--- Task description ---
Scan the data below and work out how many of its lines contain the word "MainActivity". Give only that number.

--- Extracted material ---
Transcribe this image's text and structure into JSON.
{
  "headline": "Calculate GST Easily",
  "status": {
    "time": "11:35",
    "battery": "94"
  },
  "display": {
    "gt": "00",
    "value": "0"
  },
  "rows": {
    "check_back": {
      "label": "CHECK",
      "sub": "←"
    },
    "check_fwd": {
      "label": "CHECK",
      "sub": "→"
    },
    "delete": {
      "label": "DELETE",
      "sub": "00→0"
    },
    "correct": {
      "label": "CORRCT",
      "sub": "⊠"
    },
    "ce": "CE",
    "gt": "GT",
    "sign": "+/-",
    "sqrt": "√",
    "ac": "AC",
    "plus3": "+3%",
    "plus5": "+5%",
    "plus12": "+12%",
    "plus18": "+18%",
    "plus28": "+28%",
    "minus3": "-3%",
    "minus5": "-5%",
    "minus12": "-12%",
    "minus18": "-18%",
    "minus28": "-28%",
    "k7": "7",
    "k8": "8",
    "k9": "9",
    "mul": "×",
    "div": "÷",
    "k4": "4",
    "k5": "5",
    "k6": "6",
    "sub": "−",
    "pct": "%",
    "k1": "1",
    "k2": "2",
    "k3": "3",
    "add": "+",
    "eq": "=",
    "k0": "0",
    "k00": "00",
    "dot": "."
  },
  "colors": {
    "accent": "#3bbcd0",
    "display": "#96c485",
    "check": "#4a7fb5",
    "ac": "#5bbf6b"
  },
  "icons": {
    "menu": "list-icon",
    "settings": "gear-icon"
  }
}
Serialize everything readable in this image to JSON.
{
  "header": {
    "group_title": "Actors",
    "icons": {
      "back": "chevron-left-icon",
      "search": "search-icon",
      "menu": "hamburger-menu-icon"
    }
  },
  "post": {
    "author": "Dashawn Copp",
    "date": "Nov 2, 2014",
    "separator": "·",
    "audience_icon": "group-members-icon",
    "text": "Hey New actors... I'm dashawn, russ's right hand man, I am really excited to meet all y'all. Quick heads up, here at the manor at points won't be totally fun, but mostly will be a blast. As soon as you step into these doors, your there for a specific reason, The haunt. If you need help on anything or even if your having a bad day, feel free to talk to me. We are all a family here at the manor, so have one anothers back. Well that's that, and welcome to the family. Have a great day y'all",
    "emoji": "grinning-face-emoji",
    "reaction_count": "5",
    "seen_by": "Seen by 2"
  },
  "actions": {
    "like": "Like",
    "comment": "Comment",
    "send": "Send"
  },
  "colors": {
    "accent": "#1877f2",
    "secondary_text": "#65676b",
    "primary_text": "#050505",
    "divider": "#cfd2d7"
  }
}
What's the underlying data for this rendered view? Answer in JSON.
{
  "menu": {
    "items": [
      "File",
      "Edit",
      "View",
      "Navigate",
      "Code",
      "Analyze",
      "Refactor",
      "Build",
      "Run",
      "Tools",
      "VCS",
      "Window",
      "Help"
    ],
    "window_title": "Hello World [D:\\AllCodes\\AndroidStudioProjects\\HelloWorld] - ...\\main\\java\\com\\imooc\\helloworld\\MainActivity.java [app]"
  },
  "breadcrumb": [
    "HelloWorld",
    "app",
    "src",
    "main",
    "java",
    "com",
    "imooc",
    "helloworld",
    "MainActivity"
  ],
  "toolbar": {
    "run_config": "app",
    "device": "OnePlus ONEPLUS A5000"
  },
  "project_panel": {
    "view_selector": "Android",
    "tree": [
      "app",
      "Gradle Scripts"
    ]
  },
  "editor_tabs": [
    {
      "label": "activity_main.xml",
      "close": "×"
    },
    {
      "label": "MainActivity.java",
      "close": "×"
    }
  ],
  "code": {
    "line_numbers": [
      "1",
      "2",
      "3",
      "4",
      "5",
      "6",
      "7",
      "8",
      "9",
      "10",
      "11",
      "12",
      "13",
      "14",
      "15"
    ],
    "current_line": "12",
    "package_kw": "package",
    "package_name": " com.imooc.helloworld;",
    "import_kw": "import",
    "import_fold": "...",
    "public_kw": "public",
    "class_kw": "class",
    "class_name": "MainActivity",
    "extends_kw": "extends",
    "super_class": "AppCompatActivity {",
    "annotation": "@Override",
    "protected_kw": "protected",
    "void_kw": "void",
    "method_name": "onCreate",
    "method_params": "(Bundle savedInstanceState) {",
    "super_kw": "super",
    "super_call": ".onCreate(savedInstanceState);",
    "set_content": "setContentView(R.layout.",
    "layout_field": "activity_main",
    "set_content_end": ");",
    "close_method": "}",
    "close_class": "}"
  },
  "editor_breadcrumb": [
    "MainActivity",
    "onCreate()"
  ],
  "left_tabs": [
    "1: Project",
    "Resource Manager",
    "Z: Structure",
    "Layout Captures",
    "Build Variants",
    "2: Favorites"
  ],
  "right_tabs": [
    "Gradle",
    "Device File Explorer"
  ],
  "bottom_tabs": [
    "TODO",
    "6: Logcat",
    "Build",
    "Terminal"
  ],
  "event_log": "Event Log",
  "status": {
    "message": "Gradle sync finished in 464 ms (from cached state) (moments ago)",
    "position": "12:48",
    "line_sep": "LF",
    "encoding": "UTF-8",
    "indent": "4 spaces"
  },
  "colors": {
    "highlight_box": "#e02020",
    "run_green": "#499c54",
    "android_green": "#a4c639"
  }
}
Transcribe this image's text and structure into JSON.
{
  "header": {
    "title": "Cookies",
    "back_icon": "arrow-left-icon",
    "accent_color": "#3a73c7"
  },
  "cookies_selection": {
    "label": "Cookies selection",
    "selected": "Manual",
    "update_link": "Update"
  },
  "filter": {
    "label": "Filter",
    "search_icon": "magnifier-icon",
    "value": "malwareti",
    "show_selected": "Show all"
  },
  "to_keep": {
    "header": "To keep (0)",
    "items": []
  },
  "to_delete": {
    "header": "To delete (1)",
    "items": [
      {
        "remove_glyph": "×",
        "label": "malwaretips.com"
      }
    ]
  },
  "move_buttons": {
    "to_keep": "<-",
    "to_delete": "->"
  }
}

--- Your response ---
5